One of the regular highlights on the student calendar, the annual ‘Vensters’ event recently took place at the Welcoming week for new students at Stellenbosch University (SU). This event, providing new students with a platform to entertain audiences with their very own original performances, sold 15 000 tickets and was attended by around 25 000 people.



Previously known to be a somewhat riotous occasion involving considerable consumption of alcohol, the Vensters event has been reconceptualised in a number of important ways. Primary amongst these is the strong focus of performances and fundraising on social impact projects that connect the University and surrounding communities.
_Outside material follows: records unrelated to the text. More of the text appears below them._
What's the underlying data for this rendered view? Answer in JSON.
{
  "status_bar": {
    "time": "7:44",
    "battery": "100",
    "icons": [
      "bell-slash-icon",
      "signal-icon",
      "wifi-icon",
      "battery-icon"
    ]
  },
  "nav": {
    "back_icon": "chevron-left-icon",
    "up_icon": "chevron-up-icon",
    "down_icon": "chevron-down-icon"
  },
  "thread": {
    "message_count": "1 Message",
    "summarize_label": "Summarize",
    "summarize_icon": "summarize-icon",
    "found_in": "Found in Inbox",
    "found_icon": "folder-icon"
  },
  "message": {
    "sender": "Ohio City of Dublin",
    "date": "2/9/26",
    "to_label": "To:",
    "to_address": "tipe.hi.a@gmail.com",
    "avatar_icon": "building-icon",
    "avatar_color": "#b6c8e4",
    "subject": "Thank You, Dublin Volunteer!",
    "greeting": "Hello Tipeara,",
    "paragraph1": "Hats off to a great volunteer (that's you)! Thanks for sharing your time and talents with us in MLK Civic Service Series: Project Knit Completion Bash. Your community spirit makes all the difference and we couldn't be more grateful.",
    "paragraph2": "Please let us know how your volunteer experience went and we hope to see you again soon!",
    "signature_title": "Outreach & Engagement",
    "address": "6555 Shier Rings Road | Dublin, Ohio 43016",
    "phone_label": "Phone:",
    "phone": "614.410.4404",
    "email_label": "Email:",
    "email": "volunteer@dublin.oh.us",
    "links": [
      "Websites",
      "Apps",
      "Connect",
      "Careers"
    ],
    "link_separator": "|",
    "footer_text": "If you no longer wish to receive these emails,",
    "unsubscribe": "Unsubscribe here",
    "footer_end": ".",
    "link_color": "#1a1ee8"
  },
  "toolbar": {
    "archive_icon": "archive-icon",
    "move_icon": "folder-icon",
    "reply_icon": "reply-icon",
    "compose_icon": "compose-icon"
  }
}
These projects fall within the themes of Education for All; Employment & Inclusive Economic Development; Environment & Sustainability; Food Security & Health; Resources & Infrastructure; Safety, Security & Good Governance; and Social & Gender Justice.

Demonstrating this shift in focus, Vensters festival winners from Metanoia and Academia residences said their performance was greatly influenced by the fact that they addressed issues which mattered to students and the community as a whole.

Student mentor Van Wyk Venter, said: “We believe that we need to address important issues, including matters such as alcohol abuse and the Cape water crisis, which are imperative for students to take note of in order for them to play their part in possibly solving such problems.”



This year’s ‘Vensters’ also boasted a street festival in Victoria Street, where Stellenbosch community members and students were offered the opportunity to run market stalls or showcase their talents through various performances.

Ferdi van Dyk, Administrative Officer at the Centre for Student Leadership and Structures, emphasised the importance of the relationships with stallholders and the wider community: “One thing that was key to this year’s Vensters, was building relationships with the community and positioning the event for future growth through established relationships.” The street festival also placed strong emphasis on safety, involving the town’s SAPS in joint surveillance with campus security.

The event generated R150 000 profit that will be used to fund the residences’ social impact projects.